From Sven Henrich:
“11 years after the financial crisis there is no path to balance sheet normalization, there is no path for rate hikes, there is only the path of more intervention to disproportionally benefit the same people that have benefited for the past 11 years.
“Permanent intervention. That’s their answer. That’s intellectual bankruptcy and exposes central bank policy to be an empty suit.”
Other ideas about what will fix our fiscal, monetary and political mess are available, although unlikely. A summary of Doug Casey’s ideas is listed “for entertainment purposes only.” [his words]
- Allow the collapse of all zombie corporations – banks, brokers, insurers and government contractors.
- Abolish all regulatory agencies.
- Abolish the Fed.
- Cut the military by 90%.
- Sell most government assets.

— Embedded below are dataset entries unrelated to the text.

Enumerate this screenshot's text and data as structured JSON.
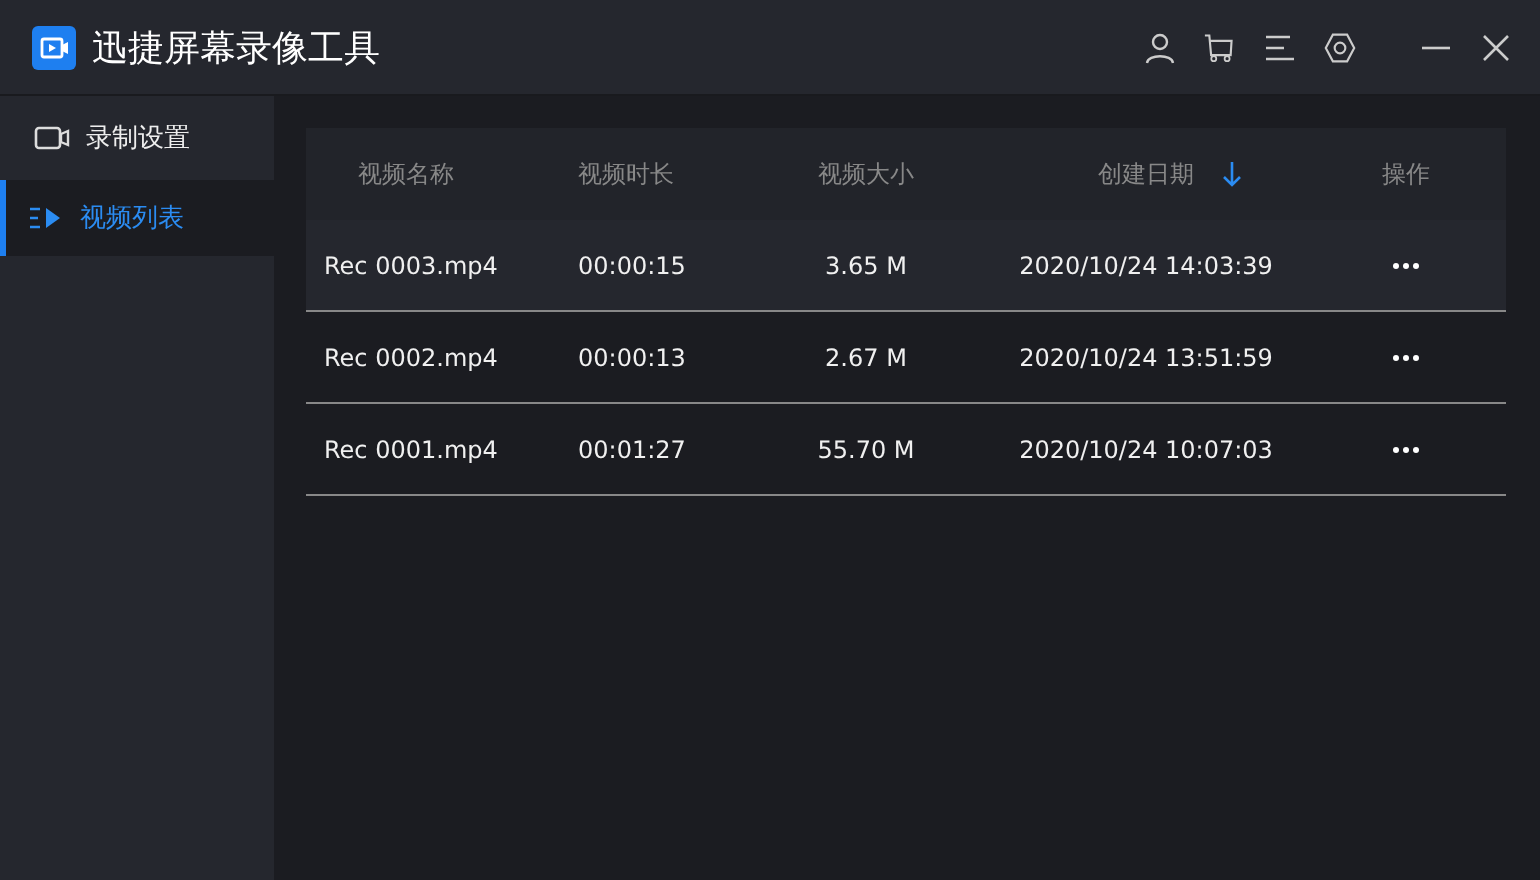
{
  "window": {
    "title": "迅捷屏幕录像工具"
  },
  "sidebar": {
    "items": [
      {
        "label": "录制设置",
        "kind": "camera",
        "selected": false
      },
      {
        "label": "视频列表",
        "kind": "list",
        "selected": true
      }
    ]
  },
  "table": {
    "columns": [
      {
        "label": "视频名称",
        "sorted": false
      },
      {
        "label": "视频时长",
        "sorted": false
      },
      {
        "label": "视频大小",
        "sorted": false
      },
      {
        "label": "创建日期",
        "sorted": true
      },
      {
        "label": "操作",
        "sorted": false
      }
    ],
    "rows": [
      {
        "name": "Rec 0003.mp4",
        "duration": "00:00:15",
        "size": "3.65 M",
        "date": "2020/10/24 14:03:39",
        "selected": true
      },
      {
        "name": "Rec 0002.mp4",
        "duration": "00:00:13",
        "size": "2.67 M",
        "date": "2020/10/24 13:51:59",
        "selected": false
      },
      {
        "name": "Rec 0001.mp4",
        "duration": "00:01:27",
        "size": "55.70 M",
        "date": "2020/10/24 10:07:03",
        "selected": false
      }
    ]
  }
}
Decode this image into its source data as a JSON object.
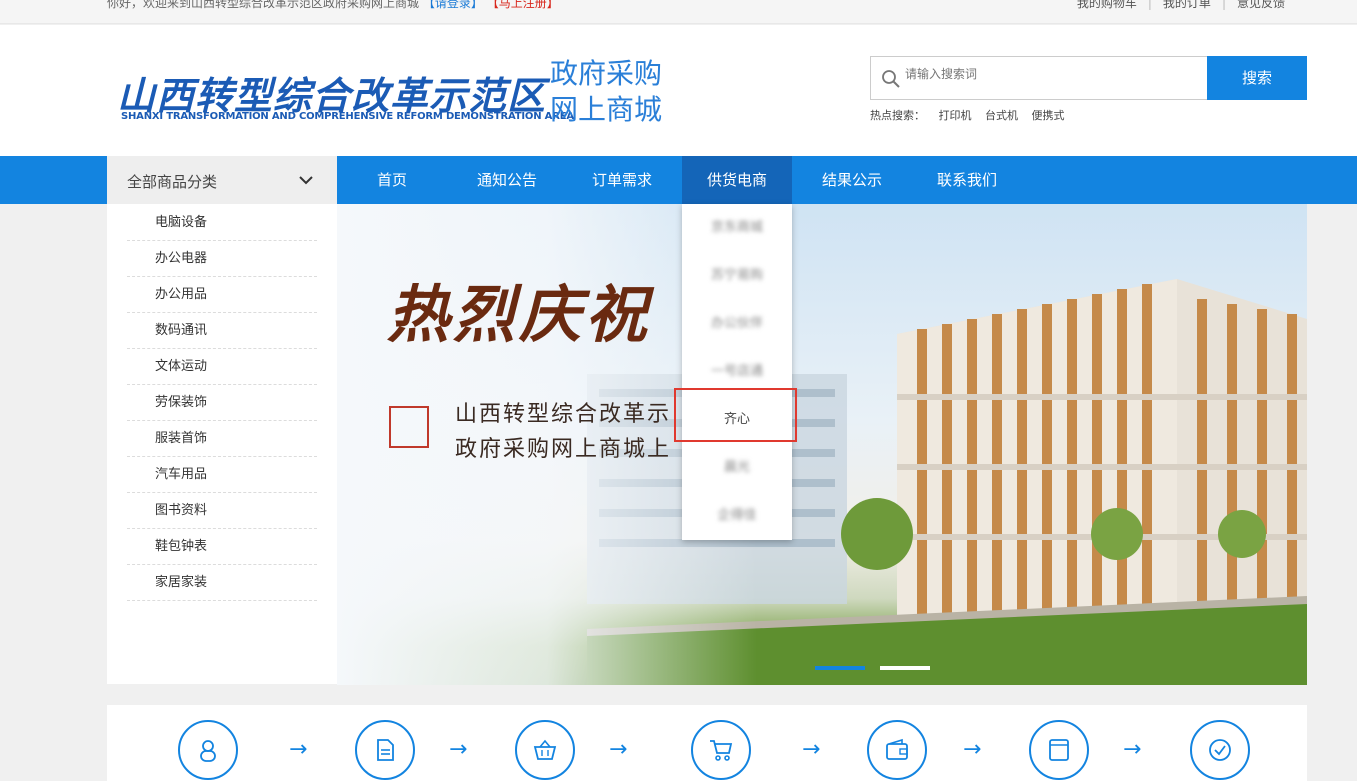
{
  "topbar": {
    "welcome": "你好，欢迎来到山西转型综合改革示范区政府采购网上商城",
    "login": "【请登录】",
    "register": "【马上注册】",
    "links": [
      "我的购物车",
      "我的订单",
      "意见反馈"
    ]
  },
  "header": {
    "logo_cn": "山西转型综合改革示范区",
    "logo_en": "SHANXI TRANSFORMATION AND COMPREHENSIVE REFORM DEMONSTRATION AREA",
    "sub_line1": "政府采购",
    "sub_line2": "网上商城",
    "search_placeholder": "请输入搜索词",
    "search_button": "搜索",
    "hot_label": "热点搜索：",
    "hot_items": [
      "打印机",
      "台式机",
      "便携式"
    ]
  },
  "nav": {
    "category_label": "全部商品分类",
    "items": [
      "首页",
      "通知公告",
      "订单需求",
      "供货电商",
      "结果公示",
      "联系我们"
    ],
    "active_index": 3
  },
  "categories": [
    "电脑设备",
    "办公电器",
    "办公用品",
    "数码通讯",
    "文体运动",
    "劳保装饰",
    "服装首饰",
    "汽车用品",
    "图书资料",
    "鞋包钟表",
    "家居家装"
  ],
  "dropdown": {
    "items": [
      "京东商城",
      "苏宁易购",
      "办公伙伴",
      "一号店通",
      "齐心",
      "晨光",
      "企得佳"
    ],
    "highlighted_index": 4
  },
  "banner": {
    "title": "热烈庆祝",
    "line1": "山西转型综合改革示",
    "line2": "政府采购网上商城上"
  },
  "colors": {
    "primary": "#1384e0",
    "nav_active": "#1465b8",
    "highlight_border": "#e0392f"
  },
  "flow_icons": [
    "user-icon",
    "document-icon",
    "basket-icon",
    "cart-icon",
    "wallet-icon",
    "box-icon",
    "check-icon"
  ]
}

- Eliminate the income tax.
- Default on the national debt.
Mr. Casey knows his suggestions will not be implemented. “If nothing changes, nothing changes.” No material change is likely, unless a devastating economic collapse forces change upon the world.
GOT GOLD? WHAT ABOUT GOD, GRUB AND GUNS? All may be needed to protect savings and assets.
Miles Franklin can’t help with God, grub or guns, but they sell gold and silver. Buy both to protect your assets from the consequences of Fed gambling with our future and the value of paper dollars. Call 1-800-822-8080.
The Deviant Investor
Gary Christenson is the owner and writer for the popular and contrarian investment site Deviant Investor and the author of several books, including “Fort Knox Down!” and “Gold Value and Gold Prices 1971 – 2021.” He is a retired accountant and business manager with 30 years of experience studying markets, investing, and trading. He writes about investing, gold, silver, the economy, and central banking. His articles are published on Deviant Investor as well as other popular sites such as 321gold.com, peakprosperity.com, goldseek.com, dollarcollapse.com, brotherjohnf.com, and many others.